Task prompt:
Whenever a line of the listing contains the string "time", return that line.

Dataset excerpts:
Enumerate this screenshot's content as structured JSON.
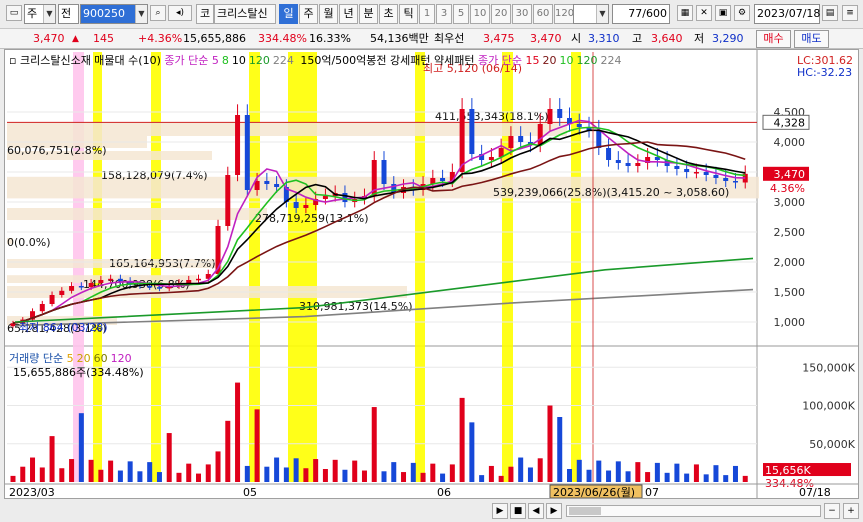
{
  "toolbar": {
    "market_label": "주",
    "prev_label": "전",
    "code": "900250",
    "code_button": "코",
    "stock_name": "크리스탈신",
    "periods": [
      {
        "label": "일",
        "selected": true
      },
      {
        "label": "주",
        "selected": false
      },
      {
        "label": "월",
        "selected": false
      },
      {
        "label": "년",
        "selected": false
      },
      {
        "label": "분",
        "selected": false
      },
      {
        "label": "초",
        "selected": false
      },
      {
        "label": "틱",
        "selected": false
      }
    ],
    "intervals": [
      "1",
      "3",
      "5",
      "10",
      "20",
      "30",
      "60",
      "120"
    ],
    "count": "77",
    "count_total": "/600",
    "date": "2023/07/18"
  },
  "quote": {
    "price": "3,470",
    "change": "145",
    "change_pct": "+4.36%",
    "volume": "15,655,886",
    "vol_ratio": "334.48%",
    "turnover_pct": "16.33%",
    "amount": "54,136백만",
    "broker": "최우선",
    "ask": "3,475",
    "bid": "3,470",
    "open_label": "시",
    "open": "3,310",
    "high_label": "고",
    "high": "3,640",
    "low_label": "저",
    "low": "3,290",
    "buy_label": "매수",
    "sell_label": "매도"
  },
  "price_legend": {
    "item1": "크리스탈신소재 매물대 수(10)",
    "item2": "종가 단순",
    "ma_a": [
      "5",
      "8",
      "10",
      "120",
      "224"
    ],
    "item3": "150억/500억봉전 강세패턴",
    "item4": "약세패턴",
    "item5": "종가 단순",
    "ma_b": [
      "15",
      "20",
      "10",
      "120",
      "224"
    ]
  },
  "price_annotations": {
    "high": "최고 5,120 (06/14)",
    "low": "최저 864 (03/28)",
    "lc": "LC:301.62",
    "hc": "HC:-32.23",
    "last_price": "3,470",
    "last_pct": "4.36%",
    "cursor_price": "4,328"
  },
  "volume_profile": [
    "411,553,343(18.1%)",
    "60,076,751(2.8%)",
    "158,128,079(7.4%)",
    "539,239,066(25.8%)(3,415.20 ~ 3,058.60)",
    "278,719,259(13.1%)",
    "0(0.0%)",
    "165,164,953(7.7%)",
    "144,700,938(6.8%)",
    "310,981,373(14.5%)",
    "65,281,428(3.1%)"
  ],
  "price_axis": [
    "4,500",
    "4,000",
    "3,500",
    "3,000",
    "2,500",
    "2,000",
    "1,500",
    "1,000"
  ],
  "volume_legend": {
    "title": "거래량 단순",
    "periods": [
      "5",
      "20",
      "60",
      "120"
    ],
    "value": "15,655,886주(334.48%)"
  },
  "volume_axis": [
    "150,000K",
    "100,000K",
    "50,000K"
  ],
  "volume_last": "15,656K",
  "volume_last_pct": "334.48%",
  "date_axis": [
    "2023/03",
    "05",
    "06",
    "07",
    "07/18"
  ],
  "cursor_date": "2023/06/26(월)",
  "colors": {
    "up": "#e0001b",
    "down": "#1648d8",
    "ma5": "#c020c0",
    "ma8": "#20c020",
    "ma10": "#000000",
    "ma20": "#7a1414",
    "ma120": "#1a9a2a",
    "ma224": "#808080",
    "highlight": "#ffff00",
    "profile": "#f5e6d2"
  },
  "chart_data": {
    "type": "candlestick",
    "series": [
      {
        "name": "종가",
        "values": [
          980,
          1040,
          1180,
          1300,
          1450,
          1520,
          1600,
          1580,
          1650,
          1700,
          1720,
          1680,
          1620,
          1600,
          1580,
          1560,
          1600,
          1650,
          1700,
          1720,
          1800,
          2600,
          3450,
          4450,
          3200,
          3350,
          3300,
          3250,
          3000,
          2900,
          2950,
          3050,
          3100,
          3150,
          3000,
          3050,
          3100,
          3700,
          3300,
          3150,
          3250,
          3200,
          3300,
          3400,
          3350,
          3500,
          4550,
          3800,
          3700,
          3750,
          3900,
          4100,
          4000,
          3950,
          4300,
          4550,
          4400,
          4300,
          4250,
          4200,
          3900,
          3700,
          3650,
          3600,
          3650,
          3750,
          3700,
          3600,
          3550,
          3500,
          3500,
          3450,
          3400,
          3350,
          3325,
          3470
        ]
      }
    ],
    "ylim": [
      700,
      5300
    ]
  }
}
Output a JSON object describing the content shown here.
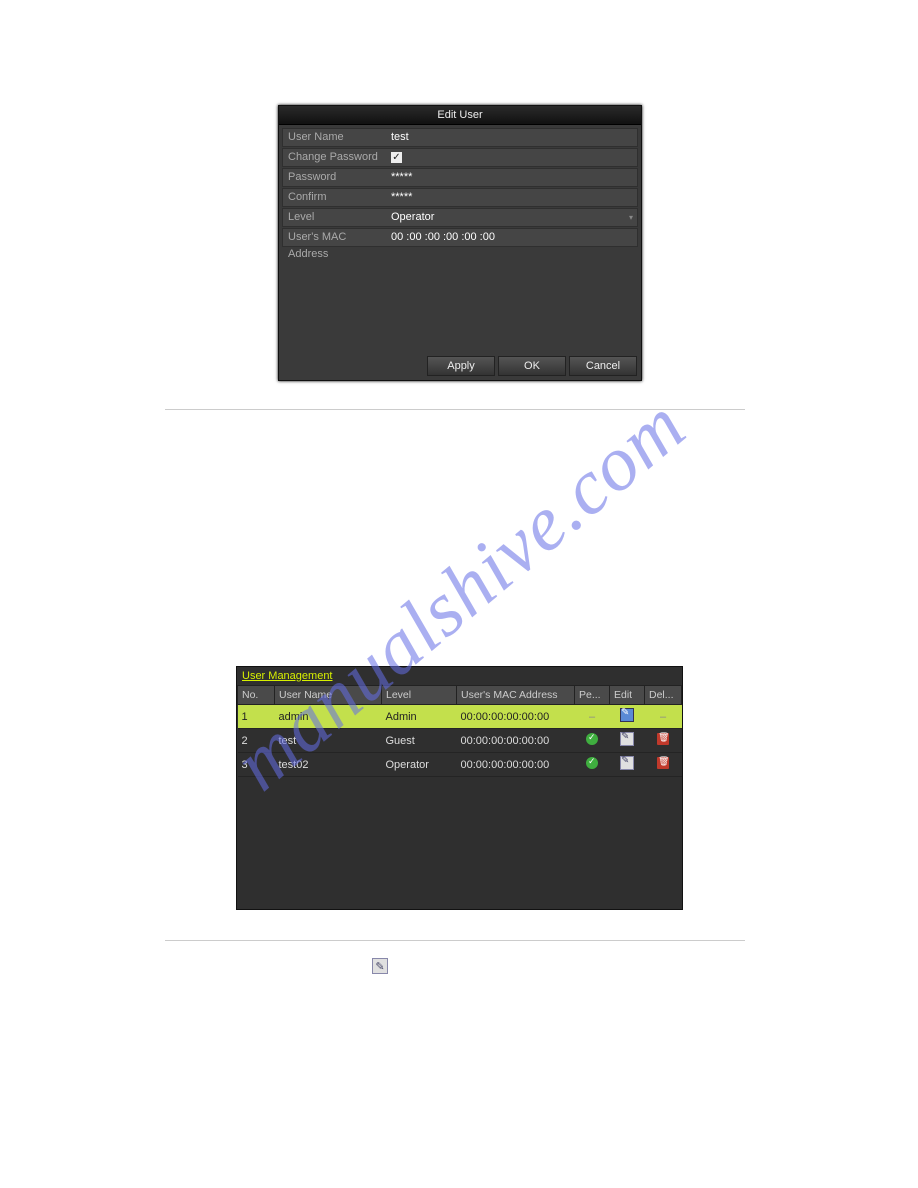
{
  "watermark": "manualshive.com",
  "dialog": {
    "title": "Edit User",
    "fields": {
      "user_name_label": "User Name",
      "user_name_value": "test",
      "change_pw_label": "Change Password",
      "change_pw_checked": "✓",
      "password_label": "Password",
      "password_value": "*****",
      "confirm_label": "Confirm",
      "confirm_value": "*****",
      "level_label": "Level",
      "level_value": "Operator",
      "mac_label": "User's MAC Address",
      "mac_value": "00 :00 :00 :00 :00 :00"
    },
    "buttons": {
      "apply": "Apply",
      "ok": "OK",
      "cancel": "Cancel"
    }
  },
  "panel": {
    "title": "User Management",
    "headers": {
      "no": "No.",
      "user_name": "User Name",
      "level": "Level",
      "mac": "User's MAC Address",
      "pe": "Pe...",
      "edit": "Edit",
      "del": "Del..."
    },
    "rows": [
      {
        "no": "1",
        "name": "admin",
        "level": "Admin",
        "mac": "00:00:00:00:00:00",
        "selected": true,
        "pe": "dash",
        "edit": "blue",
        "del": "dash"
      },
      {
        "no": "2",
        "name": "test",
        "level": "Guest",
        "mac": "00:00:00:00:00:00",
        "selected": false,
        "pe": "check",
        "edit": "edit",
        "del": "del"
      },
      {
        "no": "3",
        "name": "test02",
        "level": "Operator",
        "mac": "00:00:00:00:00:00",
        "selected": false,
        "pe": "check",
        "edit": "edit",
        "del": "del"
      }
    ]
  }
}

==

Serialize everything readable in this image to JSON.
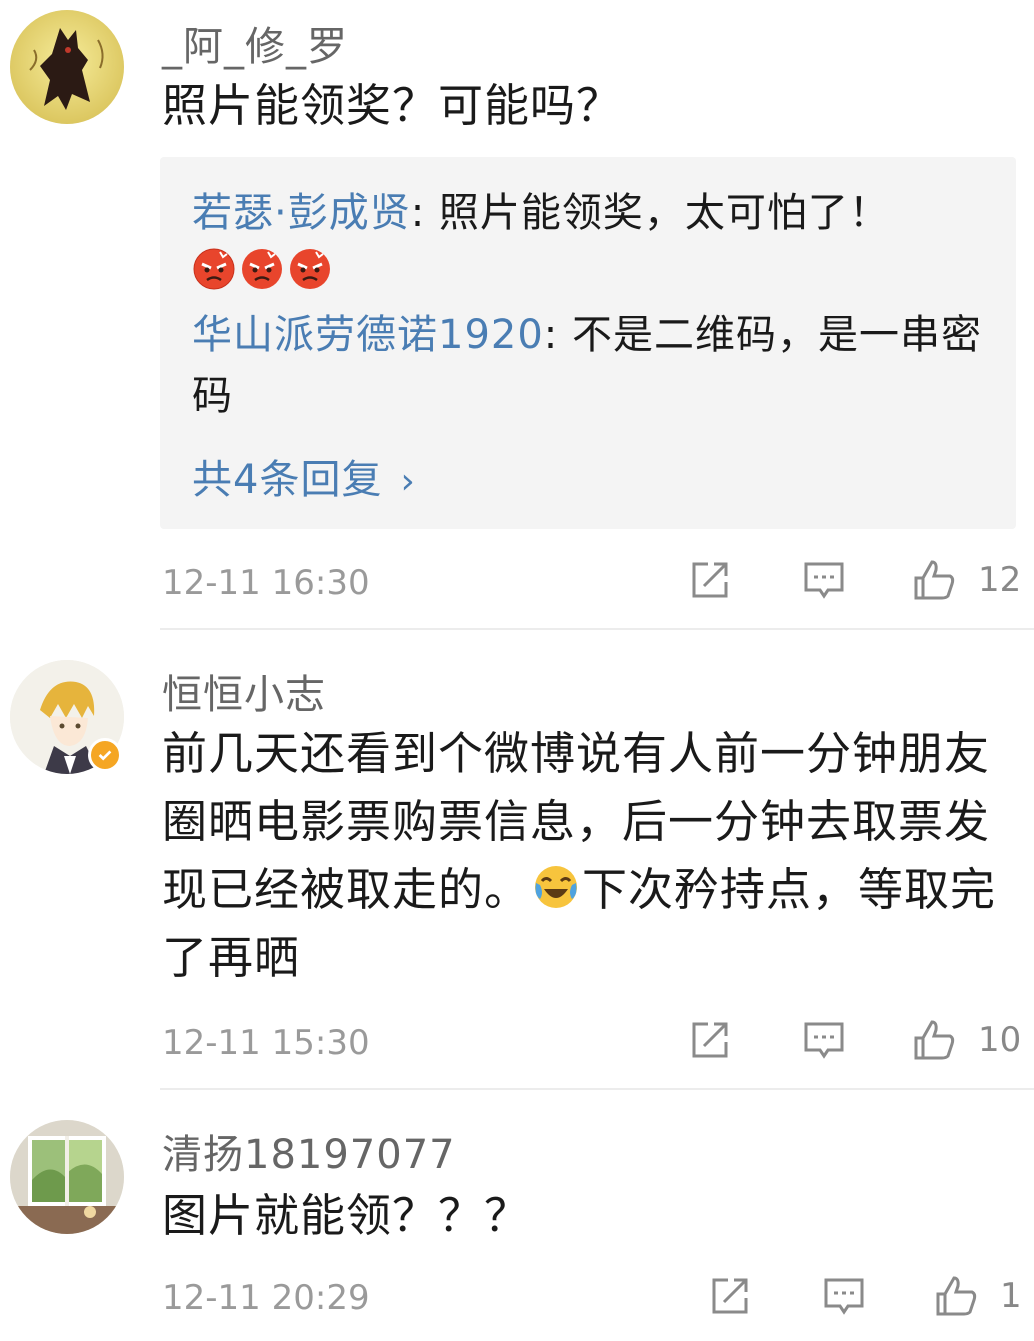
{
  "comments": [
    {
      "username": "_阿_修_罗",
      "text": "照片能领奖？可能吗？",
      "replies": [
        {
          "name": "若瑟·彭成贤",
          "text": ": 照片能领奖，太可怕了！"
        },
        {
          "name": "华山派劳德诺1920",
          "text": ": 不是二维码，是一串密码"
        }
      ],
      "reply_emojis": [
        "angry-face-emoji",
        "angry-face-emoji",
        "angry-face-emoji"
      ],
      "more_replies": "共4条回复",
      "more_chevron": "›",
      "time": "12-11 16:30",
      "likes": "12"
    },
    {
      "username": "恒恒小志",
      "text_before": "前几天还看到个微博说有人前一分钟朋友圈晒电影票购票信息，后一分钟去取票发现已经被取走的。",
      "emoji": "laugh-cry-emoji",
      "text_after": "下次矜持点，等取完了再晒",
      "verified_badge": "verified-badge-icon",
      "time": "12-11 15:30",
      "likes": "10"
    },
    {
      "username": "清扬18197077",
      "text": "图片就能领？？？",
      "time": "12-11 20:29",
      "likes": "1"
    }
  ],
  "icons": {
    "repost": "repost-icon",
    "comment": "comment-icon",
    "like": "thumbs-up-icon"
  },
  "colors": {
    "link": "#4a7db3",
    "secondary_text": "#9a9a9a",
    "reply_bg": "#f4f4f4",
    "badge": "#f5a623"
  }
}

Solution to this problem:
      "time": "12-11 16:30",
      "time": "12-11 15:30",
      "time": "12-11 20:29",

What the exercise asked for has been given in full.